  6. “Wine is always the most reliable crutch when it feels like I might fall.” Several characters in the book could be described as functioning alcoholics. Attitudes to smoking have dramatically changed in recent years, is alcohol simply Anna’s generation’s drug of choice?

  7. “Funny how often life seems to work in reverse. We were children masquerading as adults and now we are adults acting like children.” The changing roles we play in life, family and work feature several times in the book. Why did it take Anna so long to start looking after her mother?

  8. “It might be true that the apple doesn’t fall far from the tree, but sometimes the apple can roll down a hill, far, far away from where it landed.” How much do Anna and her mother really have in common?  

  9. “Youth fools us into thinking there are infinite paths to choose from in life; maturity tricks us into thinking there is only one.” Age discrimination is an interesting topic in this novel. Is society too quick to judge the elderly?  

  10. “Worry makes her world go round.” Several of the characters suffer from one or more forms of anxiety. Did that hinder them? Or, did it somehow make them more determined to achieve their goals?  

  11. “Memories are shapeshifters. Some bend, some twist, and some shrivel and die over time.” Sometimes Anna’s and Jack's memories don't quite match. Do two people ever really remember things the exact same way?

  12. “The sting of loneliness is only ever temporary, like that of a nettle. If you don’t scratch at the solitude, it starts to feel normal again soon enough.” Loneliness is such a big theme in this book, and affects almost every character on some level, regardless of their age.
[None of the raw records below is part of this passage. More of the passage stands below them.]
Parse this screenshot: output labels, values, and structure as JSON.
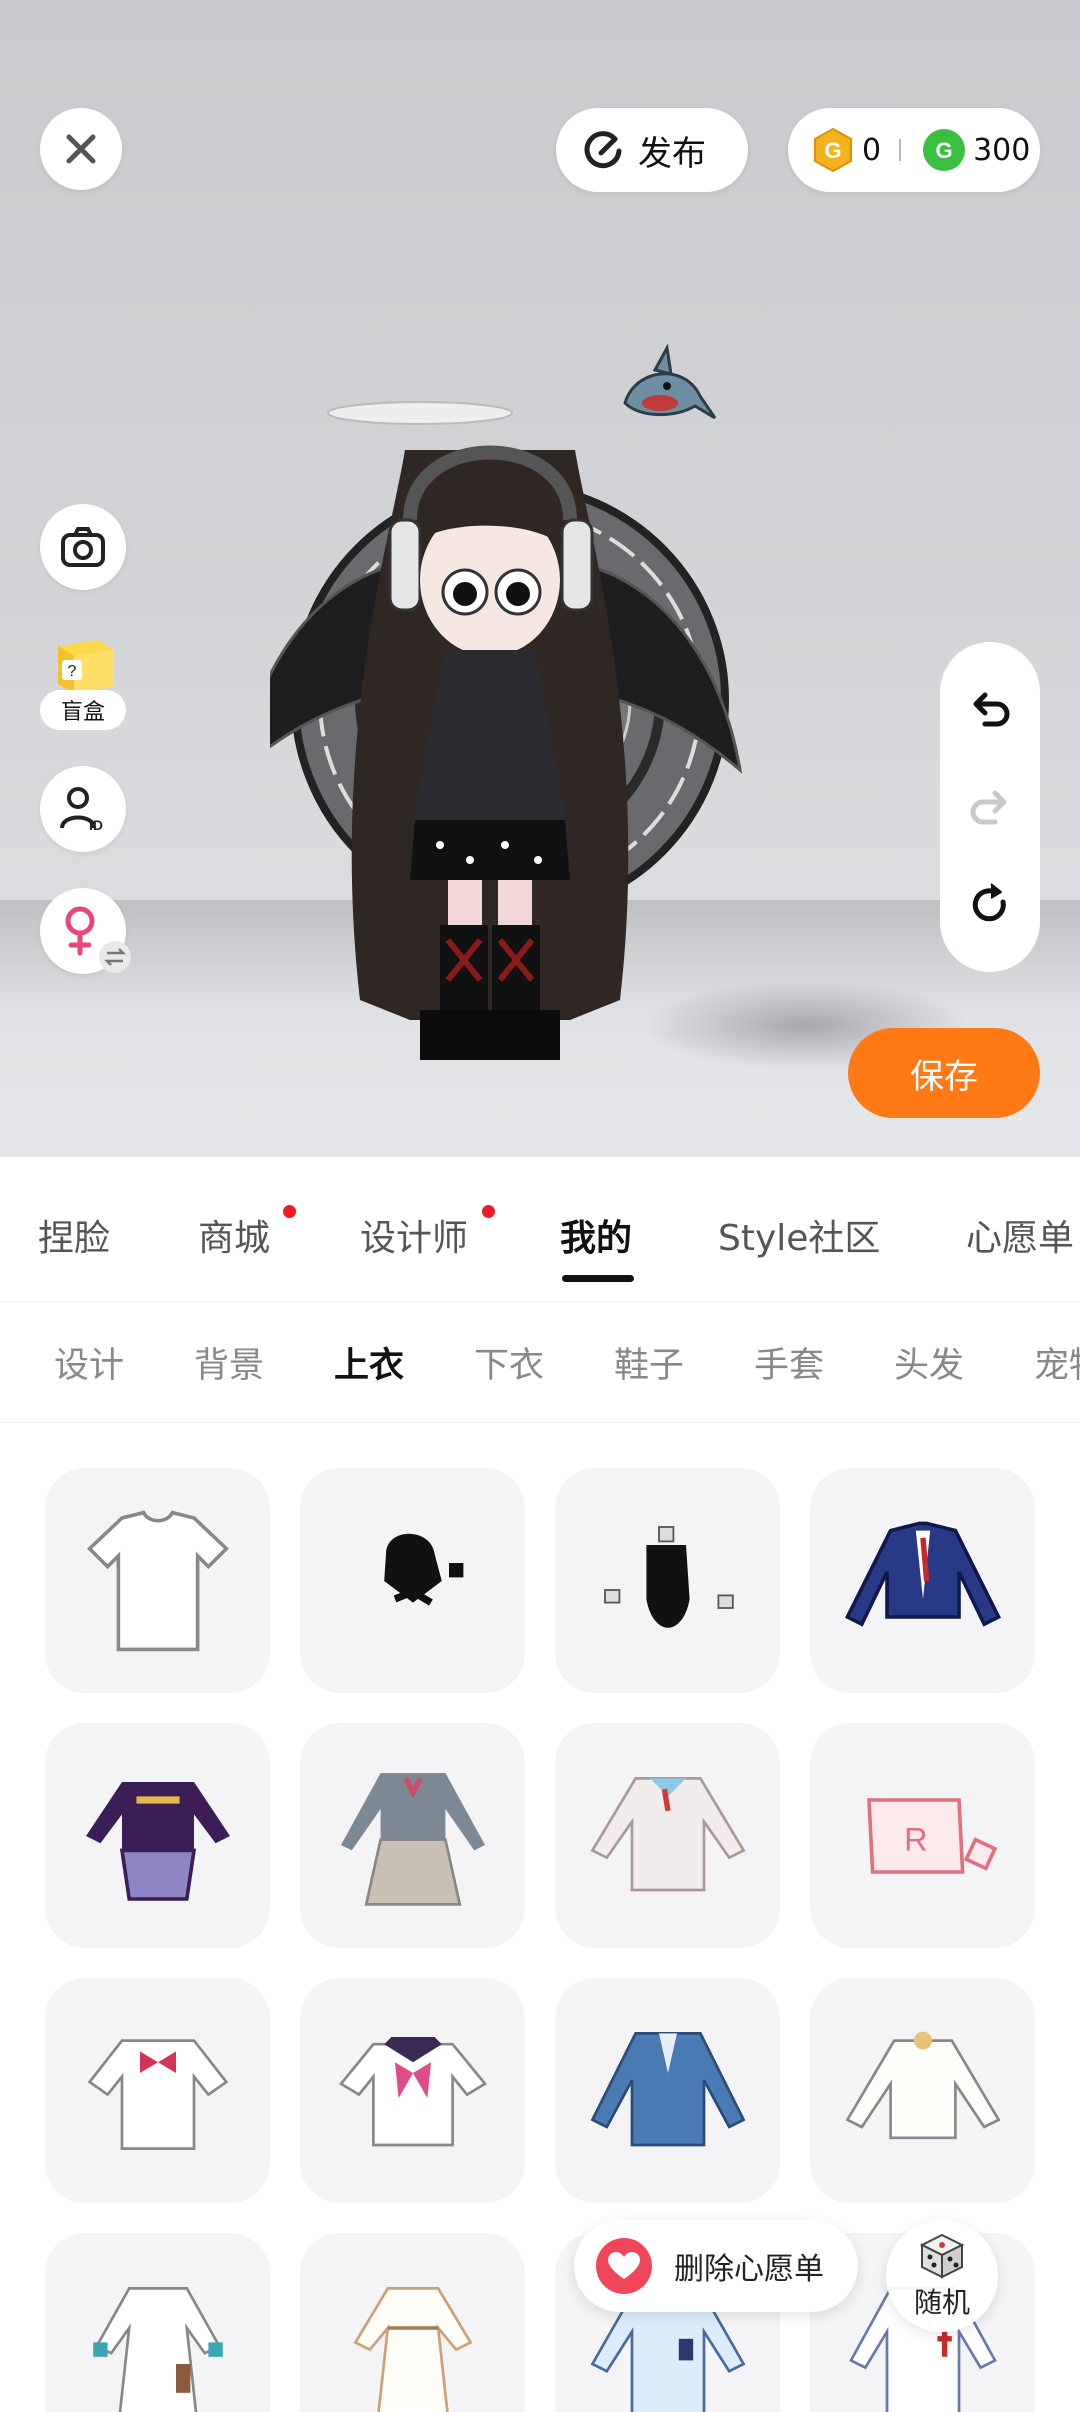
{
  "top_bar": {
    "publish_label": "发布",
    "coins": [
      {
        "icon": "gold-coin-icon",
        "value": "0",
        "color": "#f4b21b"
      },
      {
        "icon": "green-coin-icon",
        "value": "300",
        "color": "#3bbf3f"
      }
    ]
  },
  "left_tools": {
    "blind_box_label": "盲盒"
  },
  "save_label": "保存",
  "main_tabs": [
    {
      "label": "捏脸",
      "dot": false
    },
    {
      "label": "商城",
      "dot": true
    },
    {
      "label": "设计师",
      "dot": true
    },
    {
      "label": "我的",
      "dot": false,
      "active": true
    },
    {
      "label": "Style社区",
      "dot": false
    },
    {
      "label": "心愿单",
      "dot": false
    }
  ],
  "sub_tabs": [
    {
      "label": "设计"
    },
    {
      "label": "背景"
    },
    {
      "label": "上衣",
      "active": true
    },
    {
      "label": "下衣"
    },
    {
      "label": "鞋子"
    },
    {
      "label": "手套"
    },
    {
      "label": "头发"
    },
    {
      "label": "宠物"
    }
  ],
  "items": [
    "white-tshirt",
    "black-tie-top",
    "black-bodysuit",
    "navy-blazer",
    "purple-sweater-plaid-skirt",
    "grey-school-uniform",
    "white-cardigan",
    "pink-crop-top",
    "white-blouse-red-bow",
    "sailor-top-pink-bow",
    "blue-denim-jacket",
    "white-ruffle-blouse",
    "white-dress-teal-cuffs",
    "white-long-dress",
    "light-blue-shirt",
    "white-apron-shirt"
  ],
  "floating": {
    "wishlist_remove_label": "删除心愿单",
    "random_label": "随机"
  },
  "colors": {
    "accent": "#ff7a14",
    "tab_dot": "#ee1c25",
    "heart": "#f0465a"
  }
}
Is life more or less lonely than it used to be in 2020?

  13. “People rarely see themselves the way others do; we all carry broken mirrors.” Is anyone who they first seem to be in this novel?